[Exercise aim]: This task calls for copying every line in the data below that contains the word "Γλώσσα".

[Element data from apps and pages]
/---

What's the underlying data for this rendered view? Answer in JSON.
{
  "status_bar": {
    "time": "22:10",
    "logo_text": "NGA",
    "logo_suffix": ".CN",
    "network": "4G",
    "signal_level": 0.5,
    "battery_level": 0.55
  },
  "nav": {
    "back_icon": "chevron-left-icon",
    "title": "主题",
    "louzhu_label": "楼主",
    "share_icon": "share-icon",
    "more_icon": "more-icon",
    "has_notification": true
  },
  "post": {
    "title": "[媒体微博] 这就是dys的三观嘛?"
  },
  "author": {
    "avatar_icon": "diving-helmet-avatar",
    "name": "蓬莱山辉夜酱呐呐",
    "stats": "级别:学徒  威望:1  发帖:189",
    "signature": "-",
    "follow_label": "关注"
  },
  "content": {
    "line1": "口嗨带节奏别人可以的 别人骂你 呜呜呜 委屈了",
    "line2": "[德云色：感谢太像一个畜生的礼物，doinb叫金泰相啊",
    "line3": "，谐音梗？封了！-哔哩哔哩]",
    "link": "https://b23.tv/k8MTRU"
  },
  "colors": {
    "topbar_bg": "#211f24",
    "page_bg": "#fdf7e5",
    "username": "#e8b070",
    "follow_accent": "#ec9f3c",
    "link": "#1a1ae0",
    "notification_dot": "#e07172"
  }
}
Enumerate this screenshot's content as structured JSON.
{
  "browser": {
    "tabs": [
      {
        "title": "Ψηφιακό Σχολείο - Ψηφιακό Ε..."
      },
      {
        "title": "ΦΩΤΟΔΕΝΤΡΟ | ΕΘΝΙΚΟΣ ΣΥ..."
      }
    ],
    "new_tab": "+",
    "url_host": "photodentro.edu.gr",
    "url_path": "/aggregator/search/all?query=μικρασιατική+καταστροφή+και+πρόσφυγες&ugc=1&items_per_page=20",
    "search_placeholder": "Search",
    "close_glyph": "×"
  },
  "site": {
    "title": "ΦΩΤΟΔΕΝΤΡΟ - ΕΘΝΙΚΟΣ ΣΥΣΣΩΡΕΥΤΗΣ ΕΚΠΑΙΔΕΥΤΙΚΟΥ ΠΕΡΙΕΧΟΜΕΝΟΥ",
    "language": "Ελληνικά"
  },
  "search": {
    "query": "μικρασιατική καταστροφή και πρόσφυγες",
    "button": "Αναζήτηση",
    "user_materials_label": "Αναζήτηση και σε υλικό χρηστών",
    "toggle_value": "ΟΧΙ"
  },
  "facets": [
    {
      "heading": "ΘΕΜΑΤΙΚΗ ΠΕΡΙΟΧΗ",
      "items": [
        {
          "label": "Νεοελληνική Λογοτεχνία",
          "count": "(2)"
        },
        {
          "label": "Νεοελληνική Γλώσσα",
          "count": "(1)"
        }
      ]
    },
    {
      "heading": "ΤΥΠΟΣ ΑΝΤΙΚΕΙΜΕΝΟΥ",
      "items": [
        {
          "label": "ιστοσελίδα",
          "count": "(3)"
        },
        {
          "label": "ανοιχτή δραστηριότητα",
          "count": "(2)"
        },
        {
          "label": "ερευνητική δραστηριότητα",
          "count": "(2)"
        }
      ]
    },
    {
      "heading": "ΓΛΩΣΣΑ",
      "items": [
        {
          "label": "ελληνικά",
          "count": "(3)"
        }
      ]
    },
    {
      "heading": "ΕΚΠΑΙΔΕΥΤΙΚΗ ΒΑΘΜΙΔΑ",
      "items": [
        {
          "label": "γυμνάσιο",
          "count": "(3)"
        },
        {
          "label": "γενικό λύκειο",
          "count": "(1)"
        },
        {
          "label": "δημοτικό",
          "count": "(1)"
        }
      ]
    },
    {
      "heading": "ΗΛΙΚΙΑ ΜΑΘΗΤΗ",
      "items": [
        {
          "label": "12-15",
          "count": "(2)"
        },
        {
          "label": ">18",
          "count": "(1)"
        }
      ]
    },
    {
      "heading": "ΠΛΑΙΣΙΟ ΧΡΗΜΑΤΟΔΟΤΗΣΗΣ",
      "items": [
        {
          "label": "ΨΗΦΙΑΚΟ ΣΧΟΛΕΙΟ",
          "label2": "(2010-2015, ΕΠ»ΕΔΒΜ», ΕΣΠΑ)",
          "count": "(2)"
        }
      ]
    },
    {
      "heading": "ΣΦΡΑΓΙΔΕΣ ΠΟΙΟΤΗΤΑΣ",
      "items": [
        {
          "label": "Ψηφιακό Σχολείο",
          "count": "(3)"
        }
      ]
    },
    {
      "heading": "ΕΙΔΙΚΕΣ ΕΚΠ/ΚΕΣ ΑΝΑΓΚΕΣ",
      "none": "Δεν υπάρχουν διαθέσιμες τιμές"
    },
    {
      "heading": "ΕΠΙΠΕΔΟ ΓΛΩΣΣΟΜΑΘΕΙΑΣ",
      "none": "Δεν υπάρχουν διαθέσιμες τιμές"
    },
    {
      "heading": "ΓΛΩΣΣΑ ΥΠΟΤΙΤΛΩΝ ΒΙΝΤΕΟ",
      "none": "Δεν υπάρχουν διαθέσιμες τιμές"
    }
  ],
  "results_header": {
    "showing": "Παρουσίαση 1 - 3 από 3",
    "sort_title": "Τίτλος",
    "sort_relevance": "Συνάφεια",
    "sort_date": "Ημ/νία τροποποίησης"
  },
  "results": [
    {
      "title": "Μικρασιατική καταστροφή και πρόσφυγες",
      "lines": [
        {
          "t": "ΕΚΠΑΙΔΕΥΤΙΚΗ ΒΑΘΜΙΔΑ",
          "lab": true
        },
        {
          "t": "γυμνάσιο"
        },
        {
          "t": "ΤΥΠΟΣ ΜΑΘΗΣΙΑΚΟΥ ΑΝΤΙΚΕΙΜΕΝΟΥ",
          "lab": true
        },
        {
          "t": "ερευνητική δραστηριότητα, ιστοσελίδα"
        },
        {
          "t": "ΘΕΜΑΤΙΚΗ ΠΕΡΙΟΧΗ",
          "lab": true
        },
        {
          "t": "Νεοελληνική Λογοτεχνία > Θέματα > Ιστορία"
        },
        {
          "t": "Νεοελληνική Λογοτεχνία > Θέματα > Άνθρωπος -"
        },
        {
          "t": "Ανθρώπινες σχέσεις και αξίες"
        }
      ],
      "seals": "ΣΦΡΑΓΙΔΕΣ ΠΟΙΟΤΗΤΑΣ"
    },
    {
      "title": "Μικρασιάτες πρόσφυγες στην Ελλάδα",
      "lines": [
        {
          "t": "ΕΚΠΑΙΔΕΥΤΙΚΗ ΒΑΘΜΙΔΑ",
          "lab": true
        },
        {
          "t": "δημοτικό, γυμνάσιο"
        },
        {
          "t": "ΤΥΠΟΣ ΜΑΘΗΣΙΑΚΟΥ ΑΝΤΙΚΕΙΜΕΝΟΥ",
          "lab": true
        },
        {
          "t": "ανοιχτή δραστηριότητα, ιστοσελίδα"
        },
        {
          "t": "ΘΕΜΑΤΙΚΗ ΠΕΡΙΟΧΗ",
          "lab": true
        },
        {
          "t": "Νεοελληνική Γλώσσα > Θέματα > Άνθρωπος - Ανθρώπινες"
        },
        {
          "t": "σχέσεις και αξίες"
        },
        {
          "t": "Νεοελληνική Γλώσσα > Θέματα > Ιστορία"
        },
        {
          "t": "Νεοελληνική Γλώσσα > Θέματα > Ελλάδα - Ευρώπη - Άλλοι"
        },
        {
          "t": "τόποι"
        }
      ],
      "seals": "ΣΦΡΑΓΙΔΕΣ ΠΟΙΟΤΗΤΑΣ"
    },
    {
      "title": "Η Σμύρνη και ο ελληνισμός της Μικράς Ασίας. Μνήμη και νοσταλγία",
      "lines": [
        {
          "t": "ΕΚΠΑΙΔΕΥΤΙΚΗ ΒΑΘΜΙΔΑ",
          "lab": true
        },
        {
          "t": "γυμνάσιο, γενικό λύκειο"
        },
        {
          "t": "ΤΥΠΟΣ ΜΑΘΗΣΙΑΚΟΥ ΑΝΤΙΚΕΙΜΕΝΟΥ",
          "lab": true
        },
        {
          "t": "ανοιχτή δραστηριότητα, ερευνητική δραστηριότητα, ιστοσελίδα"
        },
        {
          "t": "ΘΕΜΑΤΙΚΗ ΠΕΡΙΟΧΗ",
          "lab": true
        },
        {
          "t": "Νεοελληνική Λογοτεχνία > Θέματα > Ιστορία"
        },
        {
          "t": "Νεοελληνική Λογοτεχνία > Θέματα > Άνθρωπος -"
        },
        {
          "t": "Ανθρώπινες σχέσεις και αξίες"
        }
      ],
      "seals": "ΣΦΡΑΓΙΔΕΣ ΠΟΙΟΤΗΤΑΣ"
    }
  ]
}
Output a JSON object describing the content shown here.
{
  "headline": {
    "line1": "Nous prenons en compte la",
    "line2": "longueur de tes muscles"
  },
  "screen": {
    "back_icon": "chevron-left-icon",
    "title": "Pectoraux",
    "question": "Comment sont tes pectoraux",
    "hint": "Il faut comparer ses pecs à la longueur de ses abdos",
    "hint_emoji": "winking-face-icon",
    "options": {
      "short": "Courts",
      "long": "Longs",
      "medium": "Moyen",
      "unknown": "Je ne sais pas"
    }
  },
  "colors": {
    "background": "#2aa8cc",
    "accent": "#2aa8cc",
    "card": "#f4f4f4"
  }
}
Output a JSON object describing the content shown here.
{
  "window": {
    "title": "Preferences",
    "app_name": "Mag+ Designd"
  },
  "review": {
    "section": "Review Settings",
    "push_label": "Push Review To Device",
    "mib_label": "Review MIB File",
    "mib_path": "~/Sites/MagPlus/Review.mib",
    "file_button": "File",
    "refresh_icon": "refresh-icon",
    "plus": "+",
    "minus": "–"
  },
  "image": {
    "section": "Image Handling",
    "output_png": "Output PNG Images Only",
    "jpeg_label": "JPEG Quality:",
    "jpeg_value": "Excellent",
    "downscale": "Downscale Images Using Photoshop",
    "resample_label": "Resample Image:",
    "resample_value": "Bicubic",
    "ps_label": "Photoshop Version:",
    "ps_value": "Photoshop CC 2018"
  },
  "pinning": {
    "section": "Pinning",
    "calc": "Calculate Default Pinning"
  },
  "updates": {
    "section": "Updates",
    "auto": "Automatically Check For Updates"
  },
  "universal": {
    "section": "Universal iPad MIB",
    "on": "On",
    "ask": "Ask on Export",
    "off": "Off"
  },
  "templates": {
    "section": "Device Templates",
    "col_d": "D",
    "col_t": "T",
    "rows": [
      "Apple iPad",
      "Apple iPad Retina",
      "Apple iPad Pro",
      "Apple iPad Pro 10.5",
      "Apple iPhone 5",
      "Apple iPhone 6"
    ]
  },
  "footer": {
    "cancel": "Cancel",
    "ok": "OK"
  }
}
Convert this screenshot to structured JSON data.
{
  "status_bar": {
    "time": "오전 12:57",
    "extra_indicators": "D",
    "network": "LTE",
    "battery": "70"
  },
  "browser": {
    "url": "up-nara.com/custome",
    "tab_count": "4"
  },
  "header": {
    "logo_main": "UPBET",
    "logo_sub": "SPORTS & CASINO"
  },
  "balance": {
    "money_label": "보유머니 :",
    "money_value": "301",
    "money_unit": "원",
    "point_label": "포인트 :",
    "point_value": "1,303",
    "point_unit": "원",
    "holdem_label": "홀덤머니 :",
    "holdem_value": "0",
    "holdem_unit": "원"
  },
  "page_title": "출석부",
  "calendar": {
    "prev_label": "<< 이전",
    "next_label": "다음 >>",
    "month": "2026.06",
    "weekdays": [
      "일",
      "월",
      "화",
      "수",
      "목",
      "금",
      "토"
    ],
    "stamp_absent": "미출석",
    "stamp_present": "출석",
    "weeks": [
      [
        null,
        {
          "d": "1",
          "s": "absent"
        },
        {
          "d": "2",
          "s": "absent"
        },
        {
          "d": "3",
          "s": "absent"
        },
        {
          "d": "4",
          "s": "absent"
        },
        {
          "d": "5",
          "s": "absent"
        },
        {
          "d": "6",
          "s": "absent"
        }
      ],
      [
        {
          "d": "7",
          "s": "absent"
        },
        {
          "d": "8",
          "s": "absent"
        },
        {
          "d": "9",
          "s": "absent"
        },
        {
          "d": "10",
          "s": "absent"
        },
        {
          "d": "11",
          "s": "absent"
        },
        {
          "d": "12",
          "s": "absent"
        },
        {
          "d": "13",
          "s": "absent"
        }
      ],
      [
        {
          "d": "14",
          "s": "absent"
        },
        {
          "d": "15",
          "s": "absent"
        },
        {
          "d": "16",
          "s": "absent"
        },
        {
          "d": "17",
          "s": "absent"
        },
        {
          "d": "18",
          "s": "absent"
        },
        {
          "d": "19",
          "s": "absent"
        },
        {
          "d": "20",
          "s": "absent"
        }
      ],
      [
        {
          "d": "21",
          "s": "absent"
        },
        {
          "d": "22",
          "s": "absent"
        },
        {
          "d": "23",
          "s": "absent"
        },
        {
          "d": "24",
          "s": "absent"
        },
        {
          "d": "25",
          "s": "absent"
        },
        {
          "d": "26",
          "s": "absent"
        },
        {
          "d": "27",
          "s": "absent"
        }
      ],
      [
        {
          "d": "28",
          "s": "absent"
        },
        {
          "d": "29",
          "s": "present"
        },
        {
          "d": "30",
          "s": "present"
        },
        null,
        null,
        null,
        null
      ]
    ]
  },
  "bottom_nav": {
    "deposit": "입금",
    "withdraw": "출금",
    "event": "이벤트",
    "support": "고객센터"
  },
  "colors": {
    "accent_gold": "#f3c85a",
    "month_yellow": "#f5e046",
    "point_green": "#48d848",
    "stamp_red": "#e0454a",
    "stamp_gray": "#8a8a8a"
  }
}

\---

[Answer box]:
          "label": "Νεοελληνική Γλώσσα",
          "t": "Νεοελληνική Γλώσσα > Θέματα > Άνθρωπος - Ανθρώπινες"
          "t": "Νεοελληνική Γλώσσα > Θέματα > Ιστορία"
          "t": "Νεοελληνική Γλώσσα > Θέματα > Ελλάδα - Ευρώπη - Άλλοι"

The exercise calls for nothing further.